=== Aim of the task ===
Of the lines below, report only those that contain "站点名称".

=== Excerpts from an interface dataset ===

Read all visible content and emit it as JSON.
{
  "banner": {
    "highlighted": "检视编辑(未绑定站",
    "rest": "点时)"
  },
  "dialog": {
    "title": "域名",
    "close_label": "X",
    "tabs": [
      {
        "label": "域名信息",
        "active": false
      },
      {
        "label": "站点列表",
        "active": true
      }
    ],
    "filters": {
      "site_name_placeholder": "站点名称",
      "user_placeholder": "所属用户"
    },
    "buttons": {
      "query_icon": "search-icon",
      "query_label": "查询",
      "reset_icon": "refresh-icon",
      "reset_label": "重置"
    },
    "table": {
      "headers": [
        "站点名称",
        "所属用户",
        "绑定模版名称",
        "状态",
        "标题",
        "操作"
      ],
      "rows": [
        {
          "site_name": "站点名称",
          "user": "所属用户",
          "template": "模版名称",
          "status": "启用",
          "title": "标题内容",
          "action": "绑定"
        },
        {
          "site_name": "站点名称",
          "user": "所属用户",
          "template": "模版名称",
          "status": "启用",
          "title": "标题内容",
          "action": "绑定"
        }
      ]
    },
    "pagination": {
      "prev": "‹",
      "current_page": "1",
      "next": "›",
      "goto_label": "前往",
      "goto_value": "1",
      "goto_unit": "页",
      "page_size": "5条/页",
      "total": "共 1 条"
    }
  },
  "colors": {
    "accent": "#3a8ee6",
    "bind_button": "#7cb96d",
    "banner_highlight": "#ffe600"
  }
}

=== The completed task ===
      "site_name_placeholder": "站点名称",
        "站点名称",
          "site_name": "站点名称",
          "site_name": "站点名称",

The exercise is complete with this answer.